Segment Start: Data provided
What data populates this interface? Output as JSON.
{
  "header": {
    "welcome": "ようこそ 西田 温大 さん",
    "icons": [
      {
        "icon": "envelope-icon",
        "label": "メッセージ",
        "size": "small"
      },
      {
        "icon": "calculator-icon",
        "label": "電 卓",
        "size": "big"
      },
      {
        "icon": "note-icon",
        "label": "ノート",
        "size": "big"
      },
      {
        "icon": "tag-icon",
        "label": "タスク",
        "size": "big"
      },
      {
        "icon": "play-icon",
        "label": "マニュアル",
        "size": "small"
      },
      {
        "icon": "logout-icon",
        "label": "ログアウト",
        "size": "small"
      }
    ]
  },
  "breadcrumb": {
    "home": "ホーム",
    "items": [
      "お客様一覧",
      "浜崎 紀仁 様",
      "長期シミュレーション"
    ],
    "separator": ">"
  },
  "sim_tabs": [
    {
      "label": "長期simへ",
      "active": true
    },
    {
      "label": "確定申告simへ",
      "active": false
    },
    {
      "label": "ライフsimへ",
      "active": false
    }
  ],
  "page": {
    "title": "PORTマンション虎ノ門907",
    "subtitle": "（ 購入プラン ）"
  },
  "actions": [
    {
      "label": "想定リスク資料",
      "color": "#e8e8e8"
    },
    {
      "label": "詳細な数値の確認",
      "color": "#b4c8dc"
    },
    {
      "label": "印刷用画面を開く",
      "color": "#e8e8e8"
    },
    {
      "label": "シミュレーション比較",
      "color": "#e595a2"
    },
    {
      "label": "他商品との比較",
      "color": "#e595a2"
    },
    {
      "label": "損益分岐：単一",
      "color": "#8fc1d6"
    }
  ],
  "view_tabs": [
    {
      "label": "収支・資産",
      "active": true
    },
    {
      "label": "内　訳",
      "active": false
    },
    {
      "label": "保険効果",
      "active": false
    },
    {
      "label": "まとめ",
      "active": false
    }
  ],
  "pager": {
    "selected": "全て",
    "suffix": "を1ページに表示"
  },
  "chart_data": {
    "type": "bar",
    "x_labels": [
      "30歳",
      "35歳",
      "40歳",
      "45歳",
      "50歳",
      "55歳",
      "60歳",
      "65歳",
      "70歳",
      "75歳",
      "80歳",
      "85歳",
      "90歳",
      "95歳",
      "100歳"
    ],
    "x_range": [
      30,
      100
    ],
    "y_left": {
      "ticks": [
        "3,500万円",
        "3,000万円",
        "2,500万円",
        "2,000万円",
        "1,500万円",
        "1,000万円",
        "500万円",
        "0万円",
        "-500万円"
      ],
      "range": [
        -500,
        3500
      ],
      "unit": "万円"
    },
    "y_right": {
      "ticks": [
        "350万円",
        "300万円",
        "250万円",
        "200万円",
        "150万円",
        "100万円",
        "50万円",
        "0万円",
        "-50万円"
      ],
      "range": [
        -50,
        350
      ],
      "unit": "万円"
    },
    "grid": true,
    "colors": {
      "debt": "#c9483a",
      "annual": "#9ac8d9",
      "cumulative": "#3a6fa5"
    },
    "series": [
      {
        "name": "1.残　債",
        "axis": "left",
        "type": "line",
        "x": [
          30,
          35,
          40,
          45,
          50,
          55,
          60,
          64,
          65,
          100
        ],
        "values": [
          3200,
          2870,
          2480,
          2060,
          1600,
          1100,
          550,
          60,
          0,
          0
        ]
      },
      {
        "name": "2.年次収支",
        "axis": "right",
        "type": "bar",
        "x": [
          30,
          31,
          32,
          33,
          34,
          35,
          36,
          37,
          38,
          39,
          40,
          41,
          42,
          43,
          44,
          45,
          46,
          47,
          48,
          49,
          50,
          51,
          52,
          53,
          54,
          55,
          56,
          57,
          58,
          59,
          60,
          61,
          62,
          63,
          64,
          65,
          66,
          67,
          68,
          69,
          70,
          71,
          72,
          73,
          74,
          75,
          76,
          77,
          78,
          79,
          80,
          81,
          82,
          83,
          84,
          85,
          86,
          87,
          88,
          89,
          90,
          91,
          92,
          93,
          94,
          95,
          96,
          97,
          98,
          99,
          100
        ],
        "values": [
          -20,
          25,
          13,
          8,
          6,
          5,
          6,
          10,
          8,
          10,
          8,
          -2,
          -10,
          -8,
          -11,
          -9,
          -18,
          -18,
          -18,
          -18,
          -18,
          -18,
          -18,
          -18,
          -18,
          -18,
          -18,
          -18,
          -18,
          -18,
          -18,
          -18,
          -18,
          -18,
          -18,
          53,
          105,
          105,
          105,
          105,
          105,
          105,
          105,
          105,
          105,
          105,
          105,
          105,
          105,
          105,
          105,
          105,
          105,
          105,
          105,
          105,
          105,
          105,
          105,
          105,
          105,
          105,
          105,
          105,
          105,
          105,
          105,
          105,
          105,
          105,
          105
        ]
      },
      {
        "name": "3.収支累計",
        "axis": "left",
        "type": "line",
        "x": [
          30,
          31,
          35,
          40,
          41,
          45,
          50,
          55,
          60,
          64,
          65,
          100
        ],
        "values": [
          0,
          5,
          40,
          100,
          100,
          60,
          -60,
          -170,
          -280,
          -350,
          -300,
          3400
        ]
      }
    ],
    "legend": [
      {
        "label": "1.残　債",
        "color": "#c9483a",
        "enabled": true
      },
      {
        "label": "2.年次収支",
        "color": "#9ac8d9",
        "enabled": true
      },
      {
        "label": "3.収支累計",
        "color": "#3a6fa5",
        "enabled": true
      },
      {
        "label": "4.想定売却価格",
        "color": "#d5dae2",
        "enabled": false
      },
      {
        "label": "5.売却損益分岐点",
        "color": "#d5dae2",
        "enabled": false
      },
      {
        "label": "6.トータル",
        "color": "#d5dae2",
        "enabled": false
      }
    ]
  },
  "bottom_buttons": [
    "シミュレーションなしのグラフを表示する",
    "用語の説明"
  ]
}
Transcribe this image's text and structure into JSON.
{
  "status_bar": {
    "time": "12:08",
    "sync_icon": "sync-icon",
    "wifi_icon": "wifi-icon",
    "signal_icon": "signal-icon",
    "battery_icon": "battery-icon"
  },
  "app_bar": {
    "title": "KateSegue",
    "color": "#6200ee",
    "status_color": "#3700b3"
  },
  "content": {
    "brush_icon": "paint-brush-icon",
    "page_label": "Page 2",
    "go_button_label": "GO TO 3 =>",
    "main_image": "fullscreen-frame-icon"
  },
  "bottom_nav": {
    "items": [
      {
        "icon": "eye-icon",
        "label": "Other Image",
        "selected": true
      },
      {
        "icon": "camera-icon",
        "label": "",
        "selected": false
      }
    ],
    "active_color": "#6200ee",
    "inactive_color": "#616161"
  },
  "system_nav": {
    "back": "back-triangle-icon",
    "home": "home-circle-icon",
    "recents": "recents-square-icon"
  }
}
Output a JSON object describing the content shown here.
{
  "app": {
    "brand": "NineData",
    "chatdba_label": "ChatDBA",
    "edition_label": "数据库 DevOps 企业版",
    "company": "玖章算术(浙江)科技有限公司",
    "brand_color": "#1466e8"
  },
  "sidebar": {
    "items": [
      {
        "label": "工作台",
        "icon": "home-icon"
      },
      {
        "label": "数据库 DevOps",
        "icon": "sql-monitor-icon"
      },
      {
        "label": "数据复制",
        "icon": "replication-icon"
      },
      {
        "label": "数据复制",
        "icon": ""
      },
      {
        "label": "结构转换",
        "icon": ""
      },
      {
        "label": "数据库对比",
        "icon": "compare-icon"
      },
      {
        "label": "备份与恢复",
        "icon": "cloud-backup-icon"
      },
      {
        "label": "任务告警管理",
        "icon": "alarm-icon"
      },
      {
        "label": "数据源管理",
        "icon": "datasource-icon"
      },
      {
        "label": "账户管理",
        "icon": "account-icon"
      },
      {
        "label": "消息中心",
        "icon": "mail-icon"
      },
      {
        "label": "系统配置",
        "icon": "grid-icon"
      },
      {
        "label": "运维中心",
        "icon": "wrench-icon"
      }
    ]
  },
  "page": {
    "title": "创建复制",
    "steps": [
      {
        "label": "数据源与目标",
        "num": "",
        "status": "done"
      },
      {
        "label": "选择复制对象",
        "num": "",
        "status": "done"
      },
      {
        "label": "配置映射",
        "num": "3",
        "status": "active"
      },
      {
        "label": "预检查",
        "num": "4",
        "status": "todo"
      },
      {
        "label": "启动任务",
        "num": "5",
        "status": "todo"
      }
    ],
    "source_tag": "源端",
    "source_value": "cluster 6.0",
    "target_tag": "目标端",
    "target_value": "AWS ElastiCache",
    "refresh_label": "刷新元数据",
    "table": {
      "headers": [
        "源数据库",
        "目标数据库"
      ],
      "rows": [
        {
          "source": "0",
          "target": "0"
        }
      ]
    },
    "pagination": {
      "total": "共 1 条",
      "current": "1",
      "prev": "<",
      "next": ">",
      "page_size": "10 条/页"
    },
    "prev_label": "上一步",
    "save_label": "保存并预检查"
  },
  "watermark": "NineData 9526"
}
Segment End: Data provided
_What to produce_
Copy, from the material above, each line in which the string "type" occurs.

_Response to the exercise_
    "type": "bar",
        "type": "line",
        "type": "bar",
        "type": "line",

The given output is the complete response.